The report – which does contain a lot of usefull information – advises, in the end and among other things, to tie Odysseus to the mast – to resist the song of the sirens. But it advises to do this with thin, soft and weak silken threads, instead of titanium chains. This has to change - though even chains will, in the end, give way to the song of the sirens. Again. If I remember this well, it were anyway not the ropes binding the leader which prevented Odysseus his ship from crashing, but the wax in the ears of the underlings.
The report also does not adress the problem of asset inflation – which, according to R., R. and R., is a main problem of credit fuelled booms. The siren-song proposal to double the amount of credit between now and 2o20, based upon 2000-2010 trends, therefore implicitely accepts that credit fuelled asset inflation in the run up to the GFC was not a bad thing – and that we should try this, again. If we manage to curb asset inflation (i.e. rising prices of houses, land and stocks), much less credit is needed. Anybody any proposals?

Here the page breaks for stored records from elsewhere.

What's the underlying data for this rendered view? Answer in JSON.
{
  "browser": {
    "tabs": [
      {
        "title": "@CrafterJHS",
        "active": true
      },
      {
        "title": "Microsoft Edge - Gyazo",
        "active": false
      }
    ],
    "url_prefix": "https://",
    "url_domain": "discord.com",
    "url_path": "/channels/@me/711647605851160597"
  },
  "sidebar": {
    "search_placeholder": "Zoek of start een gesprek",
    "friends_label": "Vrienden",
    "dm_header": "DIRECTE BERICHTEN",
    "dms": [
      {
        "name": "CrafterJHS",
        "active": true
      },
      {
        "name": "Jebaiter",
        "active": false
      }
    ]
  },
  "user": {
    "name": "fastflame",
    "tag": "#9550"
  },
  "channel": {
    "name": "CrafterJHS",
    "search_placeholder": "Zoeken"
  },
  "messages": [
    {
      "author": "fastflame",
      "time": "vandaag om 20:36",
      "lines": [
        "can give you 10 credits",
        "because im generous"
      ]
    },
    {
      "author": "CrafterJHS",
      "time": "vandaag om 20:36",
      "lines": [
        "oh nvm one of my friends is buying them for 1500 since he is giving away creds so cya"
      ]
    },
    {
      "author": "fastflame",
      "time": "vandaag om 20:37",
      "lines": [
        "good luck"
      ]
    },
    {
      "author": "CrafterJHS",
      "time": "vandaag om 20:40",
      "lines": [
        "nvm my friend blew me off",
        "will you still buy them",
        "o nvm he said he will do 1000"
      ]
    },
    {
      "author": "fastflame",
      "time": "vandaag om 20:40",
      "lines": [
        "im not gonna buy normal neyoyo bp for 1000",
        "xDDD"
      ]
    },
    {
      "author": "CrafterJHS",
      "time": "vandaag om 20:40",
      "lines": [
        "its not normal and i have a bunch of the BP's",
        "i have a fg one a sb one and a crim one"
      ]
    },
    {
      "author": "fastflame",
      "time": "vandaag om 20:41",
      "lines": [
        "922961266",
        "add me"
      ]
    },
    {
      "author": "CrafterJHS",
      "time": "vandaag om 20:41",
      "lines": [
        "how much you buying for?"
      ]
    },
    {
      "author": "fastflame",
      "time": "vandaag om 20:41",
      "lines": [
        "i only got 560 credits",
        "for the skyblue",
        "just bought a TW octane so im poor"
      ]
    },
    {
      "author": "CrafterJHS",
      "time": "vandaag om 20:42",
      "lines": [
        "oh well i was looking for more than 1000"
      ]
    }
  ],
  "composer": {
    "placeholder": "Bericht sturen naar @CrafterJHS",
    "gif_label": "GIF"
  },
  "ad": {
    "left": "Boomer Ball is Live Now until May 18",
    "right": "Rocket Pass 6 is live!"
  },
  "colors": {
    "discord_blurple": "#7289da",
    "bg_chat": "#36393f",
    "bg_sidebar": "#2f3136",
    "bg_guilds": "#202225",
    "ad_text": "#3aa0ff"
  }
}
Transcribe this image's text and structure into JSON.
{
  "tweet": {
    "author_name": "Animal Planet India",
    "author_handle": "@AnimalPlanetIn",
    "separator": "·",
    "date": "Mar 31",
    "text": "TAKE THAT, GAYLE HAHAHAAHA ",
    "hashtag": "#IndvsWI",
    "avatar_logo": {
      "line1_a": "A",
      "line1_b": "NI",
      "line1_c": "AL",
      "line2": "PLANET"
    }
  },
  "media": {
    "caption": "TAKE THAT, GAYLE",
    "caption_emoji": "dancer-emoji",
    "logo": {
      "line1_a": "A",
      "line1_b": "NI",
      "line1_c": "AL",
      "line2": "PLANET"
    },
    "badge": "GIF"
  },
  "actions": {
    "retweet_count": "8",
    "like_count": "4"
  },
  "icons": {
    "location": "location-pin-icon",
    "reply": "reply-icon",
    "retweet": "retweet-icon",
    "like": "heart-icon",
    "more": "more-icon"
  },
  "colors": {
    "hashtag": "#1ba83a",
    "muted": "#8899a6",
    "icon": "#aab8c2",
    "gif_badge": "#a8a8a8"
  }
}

By the way, we do need a global metric of asset price inflation, I think. Money still is a national thing – but reckless credit isn’t.
Aside: the WEF report is fun, too. It states (p. 16): “There is potential for securitization to recover: market participants surveyed by McKinsey in 2009 (i.e.: the bosses of the Big Banks, M.K.) expected the securitization market to return to around 50% of its pre-crisis volume within three years. But to rebuild investor confidence, there will need to be increased price transparency, better data on collateral pools, and better quality ratings (emphasis added, M.K.).” In other words: the banks really, really did not know what they were doing at the time.
Földvári, P. and J. L. van Zanden. Global Income Distribution and Convergence 1800-2000, http://www.iisg.nl/research/income-distribution.pdf
OECD, ‘ Housing and the economy: policies for renovation. Chapter from forthcoming Economic policy reforms 2011, Going for growth (Paris, 2011). http://www.oecd.org/dataoecd/42/11/46917384.pdf
Reinhart, C. M. and K. S. Rogoff, This Time is Different: Eight Centuries of Financial Folly (Princeton: Princeton University Press, 2009)
Reinhart, M.C. and K.S. Rogoff, ‘Growth in a time of debt’, NBER working paper 15639 (January 2010)
Reinhart, C.M. and V.R. Reinhart, ‘After the fall’, NBER working paper 16334 (September 2010)
World Economic Forum in collaboration with McKinsey and company, ‘More credit with fewer crises. Responsibly meeting the World’s growing demand for credit’ (Geneva, 2010)